by David Kelly
Adoption of DITA involves a fair number of hurdles, not the least of which is getting nicely formatted output. Two kinds of output in particular present problems: tripane web help, because it is not provided in the DITA OT, and PDF, because the plugin is difficult to modify. My esteemed colleague, Simon Bate, has addressed the tripane help issue, so you can look forward to a blog post from him on that subject.
For this post, I am happy to announce that Scriptorium has developed an enhanced version of the DITA OT’s PDF plugin, providing an upgraded baseline for additional development. As I mentioned in a previous post, the PDF plugin is a good place to start, but an ugly place to stop. So we decided the least we could do was to make it a prettier place to start.
That same post also outlined a number of ways to modify the DITA OT. In writing about a few of the simpler things that can be done (and need to be done!) with the PDF plugin, we realized that XSL-FO and the PDF plugin are just difficult to deal with, in general. So we thought an upgraded PDF plugin might reduce the pain of starting with DITA.
Another reason for the makeover is that after helping numerous customers modify the DITA OT’s PDF output so it conformed to their standards, we found that there are many common requirements from customer to customer. Sufficient repetition of custom requirements eventually points to a new set of generic requirements.
We have also learned that the DITA OT “out of the box” contains of number of characteristics that need to be “fixed” every time we modify it. The absence of indexing when using the FOP processor is one such deficiency. (It’s no fault of the PDF plugin developers, however. FOP does not support some of the XSL-FO standard elements for index processing.) Another oddity is that when processing with FOP, table text margins inherit the current context’s left margin setting by default. With a few items like that, the PDF output could use a fair amount of “sprucing up” to be presentable. (Shades of Eliza Doolittle!)
Here are a few of the items that we have modified:
- Added simple indexing support for FOP.
- Modified handling of frontmatter to give the author control over the order of frontmatter sections.
- Enhanced the headers and footers. Various aspects of the content and format can now be controlled with variables in basic-settings.xsl. Chapter and appendix labels and numbers can be added or omitted with a single control.
- Modified the first pages for preface, notice, glossary, and index so their formatting is consistent with chapters and appendices.
- Enhanced the font specification and various other format settings so they can be controlled in basic-settings.xsl. Monospace fonts now have a different font size control than other font types.
- Stacked the MiniTOCs on top of body text rather than presenting it side by side. Side-by-side formatting presented issues when the top-level topic contained a body with text longer than a page.
- Removed rules from titles to make them a more generic starting point for format changes.
- Added support for the “expanse” attribute for figures.
- Modified page-master formatting so offset margins can be controlled with two variables in basic-settings.xsl.
- Added folio numbering for figures and tables when they are numbered on a per-chapter basis.

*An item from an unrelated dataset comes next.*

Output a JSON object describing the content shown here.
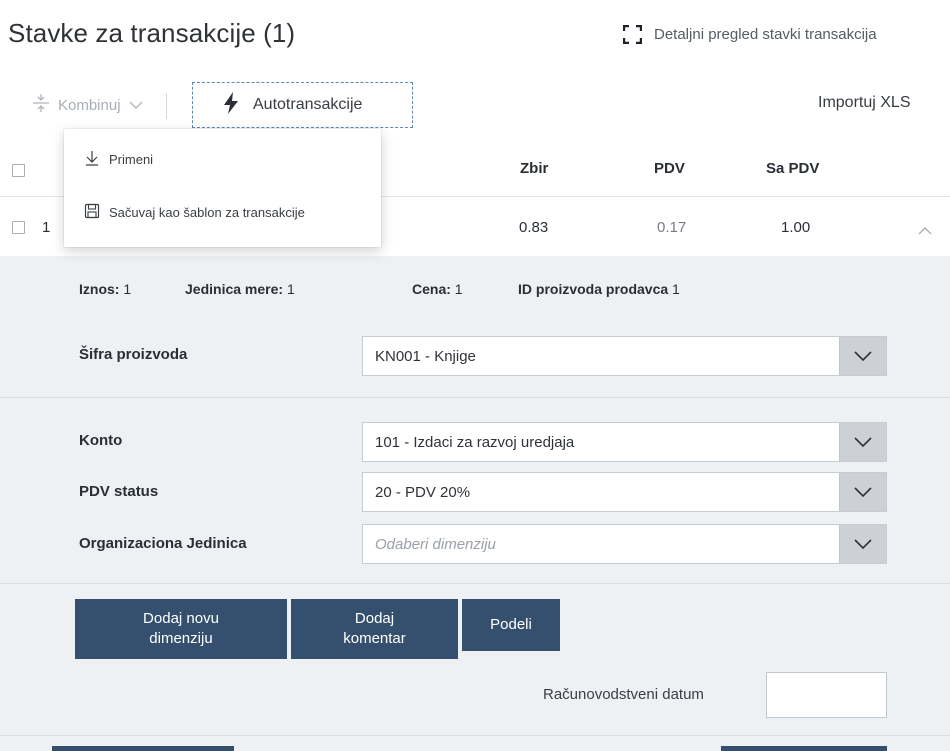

- Provided system date functions to make it easy to insert a system date into headers, footers, or cover pages, as needed.
- Modified index formatting to provide better control of keeps between primary and secondary entries.

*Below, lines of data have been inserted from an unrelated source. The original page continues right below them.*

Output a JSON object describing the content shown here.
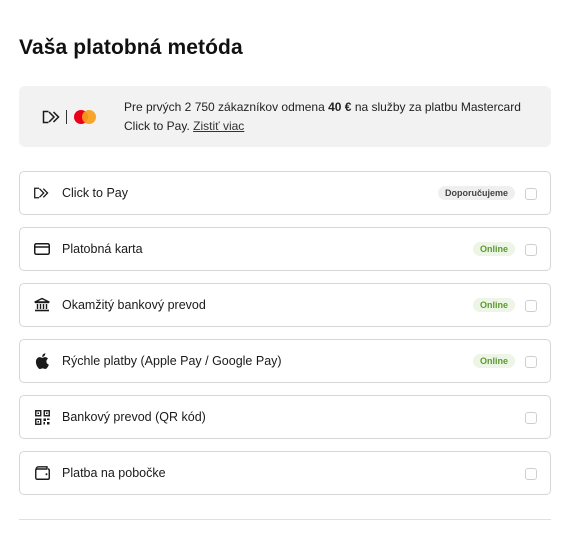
{
  "page": {
    "title": "Vaša platobná metóda"
  },
  "promo": {
    "icons": [
      "click-to-pay-icon",
      "mastercard-logo"
    ],
    "text_before": "Pre prvých 2 750 zákazníkov odmena ",
    "text_bold": "40 €",
    "text_after": " na služby za platbu Mastercard Click to Pay.",
    "link_label": "Zistiť viac"
  },
  "methods": [
    {
      "icon": "click-to-pay-icon",
      "label": "Click to Pay",
      "badge": "Doporučujeme",
      "badge_type": "recommended",
      "checked": false
    },
    {
      "icon": "credit-card-icon",
      "label": "Platobná karta",
      "badge": "Online",
      "badge_type": "online",
      "checked": false
    },
    {
      "icon": "bank-icon",
      "label": "Okamžitý bankový prevod",
      "badge": "Online",
      "badge_type": "online",
      "checked": false
    },
    {
      "icon": "apple-icon",
      "label": "Rýchle platby (Apple Pay / Google Pay)",
      "badge": "Online",
      "badge_type": "online",
      "checked": false
    },
    {
      "icon": "qr-code-icon",
      "label": "Bankový prevod (QR kód)",
      "badge": "",
      "badge_type": "",
      "checked": false
    },
    {
      "icon": "wallet-icon",
      "label": "Platba na pobočke",
      "badge": "",
      "badge_type": "",
      "checked": false
    }
  ],
  "colors": {
    "promo_bg": "#f2f2f2",
    "border": "#d6d6d6",
    "online_badge_bg": "#edf5e6",
    "online_badge_text": "#5b9a2e",
    "recommended_badge_bg": "#efefef",
    "mastercard_red": "#eb001b",
    "mastercard_orange": "#f79e1b"
  }
}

- Added control for the index entry indent size in basic-settings.xsl.
- Enhanced the table of contents to provide formatting control from basic-settings.xsl; also modified alignment of numbers to prevent “wobble” in the stacking of the numbers.
The list includes a fair number of other minor enhancements. We have also developed documentation for the new controls and modified treatments. From what we have seen, publishers of technical documentation usually want some or all of these features when they get ready to publish their DITA source. We hope that this new version of the PDF plugin provides a more manageable entry point to DITA PDF publishing. If you are interested in learning more about the modifications, or have specific requirements that I haven’t mentioned here, give us a shout. (Or, if you aren’t within a couple of hundred yards, an email, comment, or phone call will work just fine.)
And lastly, not to neglect the entertainment tradition of this fine blog, let me illustrate with another successful makeover (and yes, by George, she’s got it!):